YOUR TASK: Without the pictures, set down every line of the data exactly.
*** Opening of RECORD EXCERPTS ***
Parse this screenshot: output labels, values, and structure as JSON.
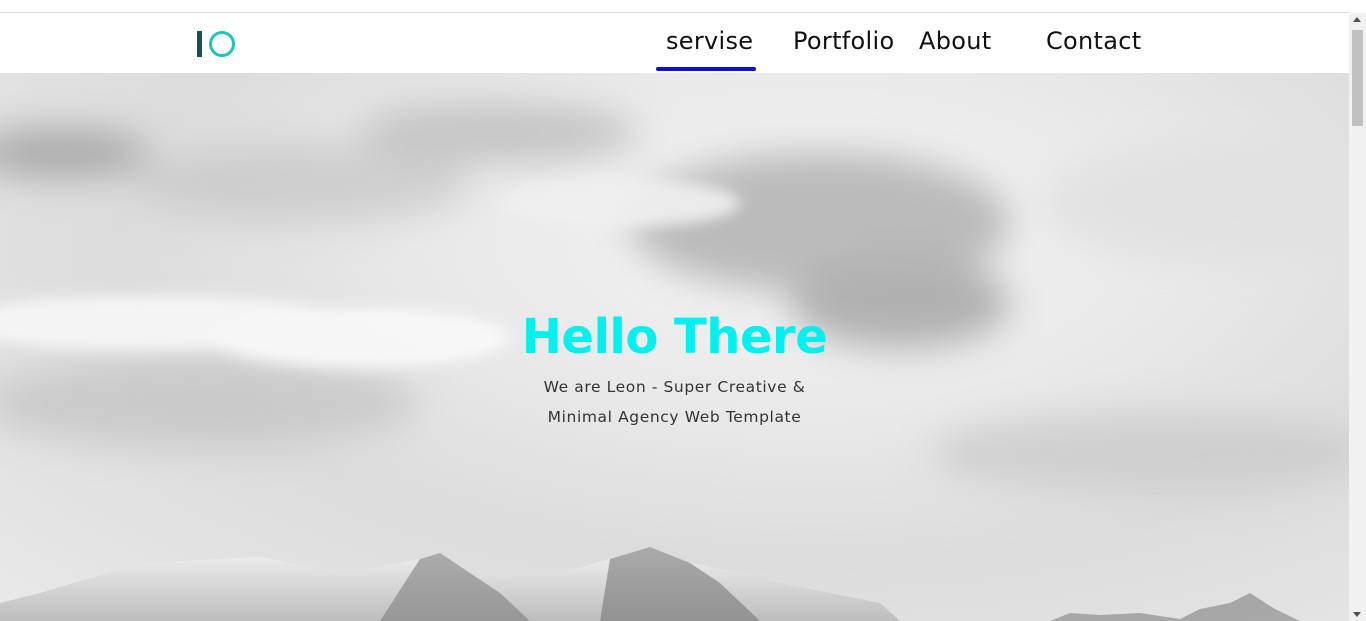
{
  "nav": {
    "items": [
      {
        "label": "servise",
        "active": true
      },
      {
        "label": "Portfolio"
      },
      {
        "label": "About"
      },
      {
        "label": "Contact"
      }
    ],
    "active_color": "#0f0fd6"
  },
  "logo": {
    "bar_color": "#1a4f5a",
    "ring_color": "#20c4b2"
  },
  "hero": {
    "title": "Hello There",
    "subtitle_line1": "We are Leon - Super Creative &",
    "subtitle_line2": "Minimal Agency Web Template",
    "title_color": "#00f0f0"
  }
}
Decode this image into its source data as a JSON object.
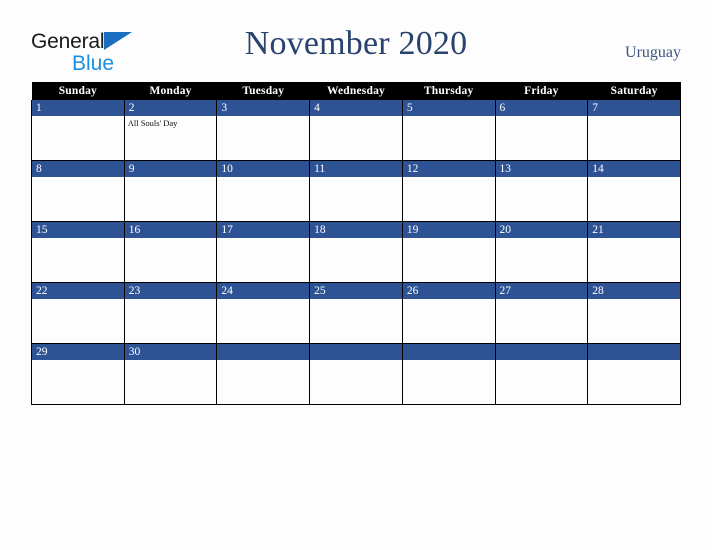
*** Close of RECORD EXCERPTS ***
ANSWER TO THE EXERCISE:
Parse this screenshot: output labels, values, and structure as JSON.
{
  "nav": {
    "items": [
      {
        "label": "servise",
        "active": true
      },
      {
        "label": "Portfolio"
      },
      {
        "label": "About"
      },
      {
        "label": "Contact"
      }
    ],
    "active_color": "#0f0fd6"
  },
  "logo": {
    "bar_color": "#1a4f5a",
    "ring_color": "#20c4b2"
  },
  "hero": {
    "title": "Hello There",
    "subtitle_line1": "We are Leon - Super Creative &",
    "subtitle_line2": "Minimal Agency Web Template",
    "title_color": "#00f0f0"
  }
}
Decode this image into its source data as a JSON object.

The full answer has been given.